Exercise directions: Below is a block of entries; repeat all of it exactly but omit the pictures.

Data supplied:
BEGIN

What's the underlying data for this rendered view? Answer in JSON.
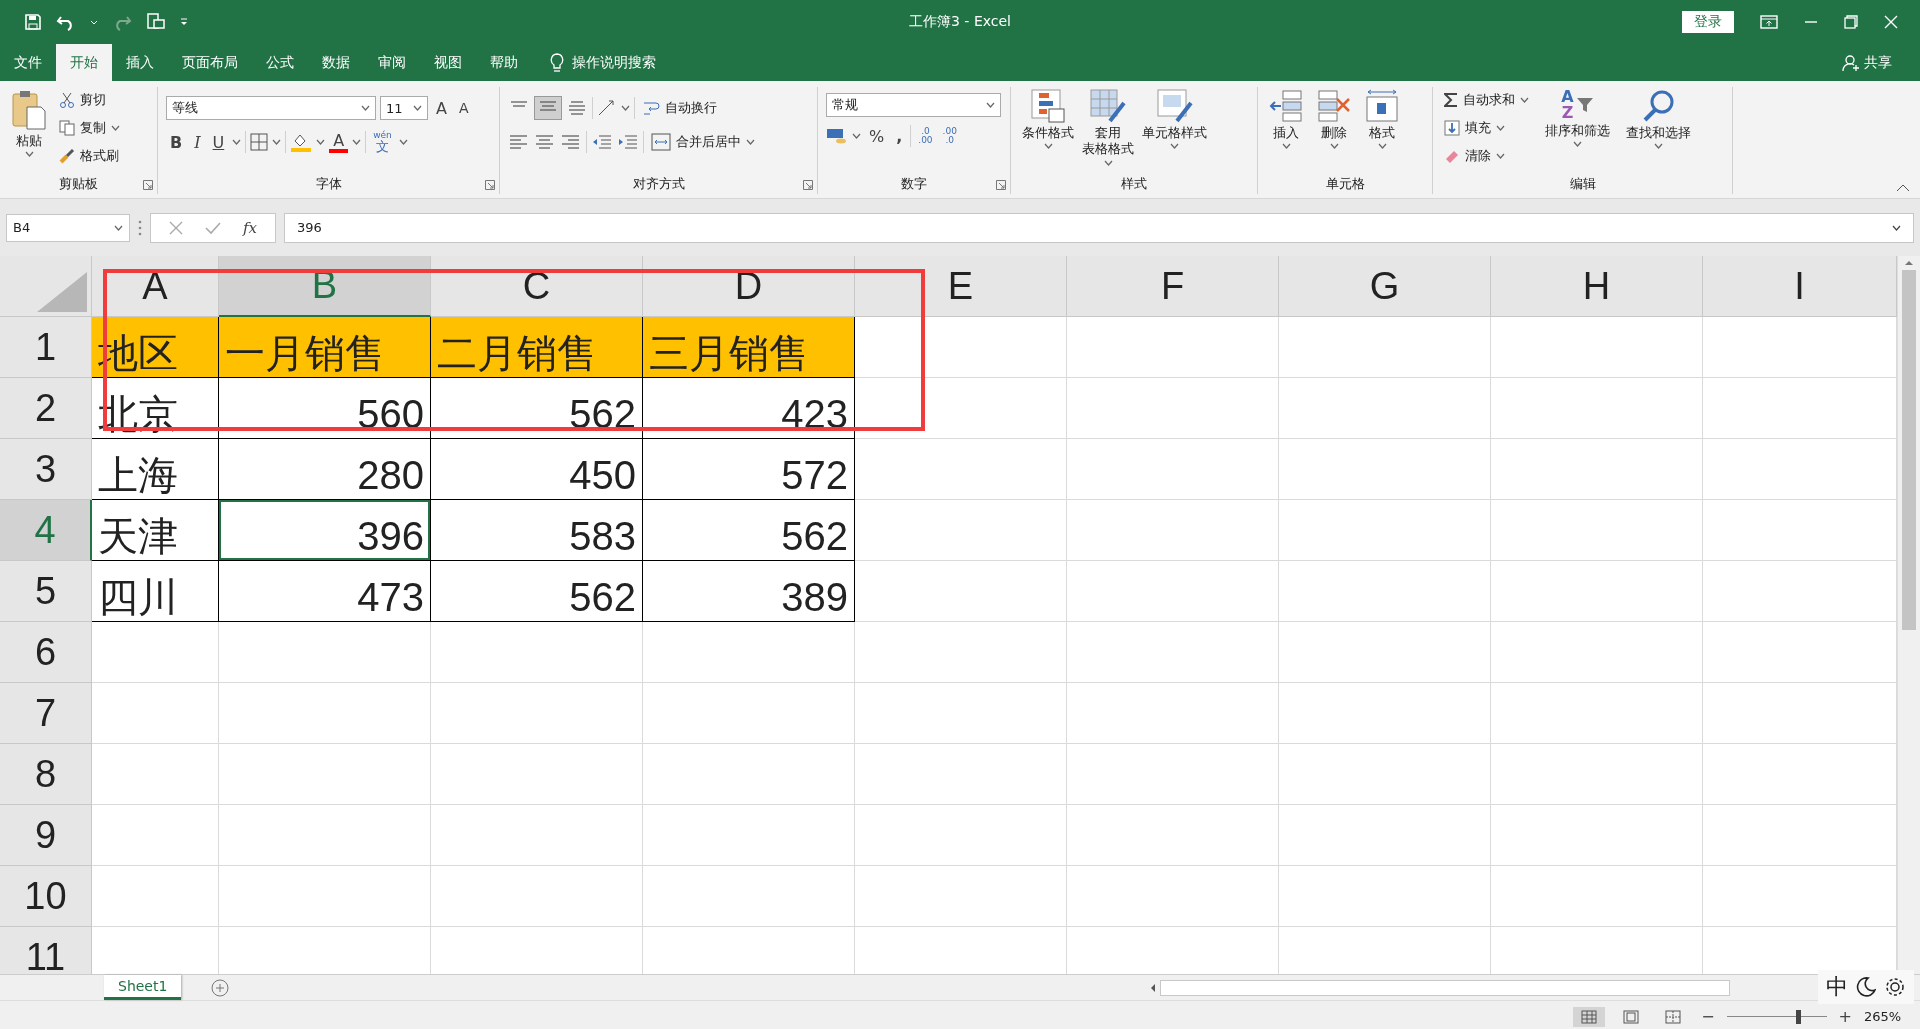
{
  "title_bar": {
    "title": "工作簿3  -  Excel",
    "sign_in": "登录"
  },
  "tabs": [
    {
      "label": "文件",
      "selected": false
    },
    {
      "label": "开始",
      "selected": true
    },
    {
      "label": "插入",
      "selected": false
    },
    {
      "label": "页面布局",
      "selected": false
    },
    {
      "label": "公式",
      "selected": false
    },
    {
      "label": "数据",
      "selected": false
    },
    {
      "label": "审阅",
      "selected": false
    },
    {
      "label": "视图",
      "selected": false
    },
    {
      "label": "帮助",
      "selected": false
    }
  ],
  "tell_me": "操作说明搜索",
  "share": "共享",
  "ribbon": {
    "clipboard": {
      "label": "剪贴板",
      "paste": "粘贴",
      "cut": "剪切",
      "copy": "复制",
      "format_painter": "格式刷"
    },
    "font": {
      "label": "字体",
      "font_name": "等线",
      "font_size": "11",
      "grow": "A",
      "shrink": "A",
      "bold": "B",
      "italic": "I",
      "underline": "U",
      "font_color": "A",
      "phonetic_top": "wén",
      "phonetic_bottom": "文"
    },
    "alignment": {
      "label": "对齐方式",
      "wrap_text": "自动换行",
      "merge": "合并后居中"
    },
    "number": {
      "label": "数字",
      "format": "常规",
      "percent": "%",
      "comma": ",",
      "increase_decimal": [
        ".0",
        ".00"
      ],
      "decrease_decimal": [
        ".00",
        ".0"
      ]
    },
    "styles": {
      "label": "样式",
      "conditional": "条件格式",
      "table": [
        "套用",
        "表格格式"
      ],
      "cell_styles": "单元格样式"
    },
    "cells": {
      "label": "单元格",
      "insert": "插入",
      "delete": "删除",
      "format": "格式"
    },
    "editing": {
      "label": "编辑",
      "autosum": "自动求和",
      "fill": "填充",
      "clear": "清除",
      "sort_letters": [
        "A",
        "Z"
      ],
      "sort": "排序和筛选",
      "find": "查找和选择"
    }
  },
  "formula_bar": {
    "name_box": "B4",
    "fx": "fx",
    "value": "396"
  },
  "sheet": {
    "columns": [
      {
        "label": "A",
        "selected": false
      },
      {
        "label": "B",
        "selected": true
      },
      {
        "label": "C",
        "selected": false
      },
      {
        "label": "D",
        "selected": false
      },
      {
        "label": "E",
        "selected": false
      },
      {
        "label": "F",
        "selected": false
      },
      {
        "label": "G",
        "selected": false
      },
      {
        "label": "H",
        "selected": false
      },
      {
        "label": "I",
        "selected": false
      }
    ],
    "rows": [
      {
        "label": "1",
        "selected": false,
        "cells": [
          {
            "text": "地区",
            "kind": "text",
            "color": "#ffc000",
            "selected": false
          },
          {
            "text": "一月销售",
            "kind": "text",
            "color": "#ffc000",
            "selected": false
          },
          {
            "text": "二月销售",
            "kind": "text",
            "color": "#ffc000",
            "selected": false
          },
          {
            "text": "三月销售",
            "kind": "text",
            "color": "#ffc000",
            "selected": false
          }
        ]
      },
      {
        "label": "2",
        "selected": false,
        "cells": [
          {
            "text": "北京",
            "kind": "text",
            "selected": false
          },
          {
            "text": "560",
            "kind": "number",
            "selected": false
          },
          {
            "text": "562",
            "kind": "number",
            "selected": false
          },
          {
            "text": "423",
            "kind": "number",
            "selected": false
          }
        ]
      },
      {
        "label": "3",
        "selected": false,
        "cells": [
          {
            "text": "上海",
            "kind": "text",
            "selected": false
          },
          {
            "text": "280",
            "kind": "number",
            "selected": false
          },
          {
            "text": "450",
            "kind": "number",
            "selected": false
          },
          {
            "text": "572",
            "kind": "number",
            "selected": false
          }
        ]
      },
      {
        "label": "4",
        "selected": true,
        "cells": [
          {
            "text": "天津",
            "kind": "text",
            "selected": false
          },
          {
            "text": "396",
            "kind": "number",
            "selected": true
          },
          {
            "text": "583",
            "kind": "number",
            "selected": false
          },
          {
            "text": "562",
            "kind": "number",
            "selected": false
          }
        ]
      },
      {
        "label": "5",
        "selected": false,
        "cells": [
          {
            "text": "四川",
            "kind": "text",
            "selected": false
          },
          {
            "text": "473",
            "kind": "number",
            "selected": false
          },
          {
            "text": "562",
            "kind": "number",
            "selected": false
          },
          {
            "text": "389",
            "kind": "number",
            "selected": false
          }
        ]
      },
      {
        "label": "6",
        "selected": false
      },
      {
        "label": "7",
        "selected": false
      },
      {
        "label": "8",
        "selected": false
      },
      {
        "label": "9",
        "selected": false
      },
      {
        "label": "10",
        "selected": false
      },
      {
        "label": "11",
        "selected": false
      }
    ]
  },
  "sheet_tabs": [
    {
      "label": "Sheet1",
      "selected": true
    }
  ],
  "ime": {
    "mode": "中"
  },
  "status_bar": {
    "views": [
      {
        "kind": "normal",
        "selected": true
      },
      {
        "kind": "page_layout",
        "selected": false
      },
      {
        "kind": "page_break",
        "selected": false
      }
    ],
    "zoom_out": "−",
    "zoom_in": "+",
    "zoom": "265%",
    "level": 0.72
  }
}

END

Solution to the exercise:
What's the underlying data for this rendered view? Answer in JSON.
{
  "title_bar": {
    "title": "工作簿3  -  Excel",
    "sign_in": "登录"
  },
  "tabs": [
    {
      "label": "文件",
      "selected": false
    },
    {
      "label": "开始",
      "selected": true
    },
    {
      "label": "插入",
      "selected": false
    },
    {
      "label": "页面布局",
      "selected": false
    },
    {
      "label": "公式",
      "selected": false
    },
    {
      "label": "数据",
      "selected": false
    },
    {
      "label": "审阅",
      "selected": false
    },
    {
      "label": "视图",
      "selected": false
    },
    {
      "label": "帮助",
      "selected": false
    }
  ],
  "tell_me": "操作说明搜索",
  "share": "共享",
  "ribbon": {
    "clipboard": {
      "label": "剪贴板",
      "paste": "粘贴",
      "cut": "剪切",
      "copy": "复制",
      "format_painter": "格式刷"
    },
    "font": {
      "label": "字体",
      "font_name": "等线",
      "font_size": "11",
      "grow": "A",
      "shrink": "A",
      "bold": "B",
      "italic": "I",
      "underline": "U",
      "font_color": "A",
      "phonetic_top": "wén",
      "phonetic_bottom": "文"
    },
    "alignment": {
      "label": "对齐方式",
      "wrap_text": "自动换行",
      "merge": "合并后居中"
    },
    "number": {
      "label": "数字",
      "format": "常规",
      "percent": "%",
      "comma": ",",
      "increase_decimal": [
        ".0",
        ".00"
      ],
      "decrease_decimal": [
        ".00",
        ".0"
      ]
    },
    "styles": {
      "label": "样式",
      "conditional": "条件格式",
      "table": [
        "套用",
        "表格格式"
      ],
      "cell_styles": "单元格样式"
    },
    "cells": {
      "label": "单元格",
      "insert": "插入",
      "delete": "删除",
      "format": "格式"
    },
    "editing": {
      "label": "编辑",
      "autosum": "自动求和",
      "fill": "填充",
      "clear": "清除",
      "sort_letters": [
        "A",
        "Z"
      ],
      "sort": "排序和筛选",
      "find": "查找和选择"
    }
  },
  "formula_bar": {
    "name_box": "B4",
    "fx": "fx",
    "value": "396"
  },
  "sheet": {
    "columns": [
      {
        "label": "A",
        "selected": false
      },
      {
        "label": "B",
        "selected": true
      },
      {
        "label": "C",
        "selected": false
      },
      {
        "label": "D",
        "selected": false
      },
      {
        "label": "E",
        "selected": false
      },
      {
        "label": "F",
        "selected": false
      },
      {
        "label": "G",
        "selected": false
      },
      {
        "label": "H",
        "selected": false
      },
      {
        "label": "I",
        "selected": false
      }
    ],
    "rows": [
      {
        "label": "1",
        "selected": false,
        "cells": [
          {
            "text": "地区",
            "kind": "text",
            "color": "#ffc000",
            "selected": false
          },
          {
            "text": "一月销售",
            "kind": "text",
            "color": "#ffc000",
            "selected": false
          },
          {
            "text": "二月销售",
            "kind": "text",
            "color": "#ffc000",
            "selected": false
          },
          {
            "text": "三月销售",
            "kind": "text",
            "color": "#ffc000",
            "selected": false
          }
        ]
      },
      {
        "label": "2",
        "selected": false,
        "cells": [
          {
            "text": "北京",
            "kind": "text",
            "selected": false
          },
          {
            "text": "560",
            "kind": "number",
            "selected": false
          },
          {
            "text": "562",
            "kind": "number",
            "selected": false
          },
          {
            "text": "423",
            "kind": "number",
            "selected": false
          }
        ]
      },
      {
        "label": "3",
        "selected": false,
        "cells": [
          {
            "text": "上海",
            "kind": "text",
            "selected": false
          },
          {
            "text": "280",
            "kind": "number",
            "selected": false
          },
          {
            "text": "450",
            "kind": "number",
            "selected": false
          },
          {
            "text": "572",
            "kind": "number",
            "selected": false
          }
        ]
      },
      {
        "label": "4",
        "selected": true,
        "cells": [
          {
            "text": "天津",
            "kind": "text",
            "selected": false
          },
          {
            "text": "396",
            "kind": "number",
            "selected": true
          },
          {
            "text": "583",
            "kind": "number",
            "selected": false
          },
          {
            "text": "562",
            "kind": "number",
            "selected": false
          }
        ]
      },
      {
        "label": "5",
        "selected": false,
        "cells": [
          {
            "text": "四川",
            "kind": "text",
            "selected": false
          },
          {
            "text": "473",
            "kind": "number",
            "selected": false
          },
          {
            "text": "562",
            "kind": "number",
            "selected": false
          },
          {
            "text": "389",
            "kind": "number",
            "selected": false
          }
        ]
      },
      {
        "label": "6",
        "selected": false
      },
      {
        "label": "7",
        "selected": false
      },
      {
        "label": "8",
        "selected": false
      },
      {
        "label": "9",
        "selected": false
      },
      {
        "label": "10",
        "selected": false
      },
      {
        "label": "11",
        "selected": false
      }
    ]
  },
  "sheet_tabs": [
    {
      "label": "Sheet1",
      "selected": true
    }
  ],
  "ime": {
    "mode": "中"
  },
  "status_bar": {
    "views": [
      {
        "kind": "normal",
        "selected": true
      },
      {
        "kind": "page_layout",
        "selected": false
      },
      {
        "kind": "page_break",
        "selected": false
      }
    ],
    "zoom_out": "−",
    "zoom_in": "+",
    "zoom": "265%",
    "level": 0.72
  }
}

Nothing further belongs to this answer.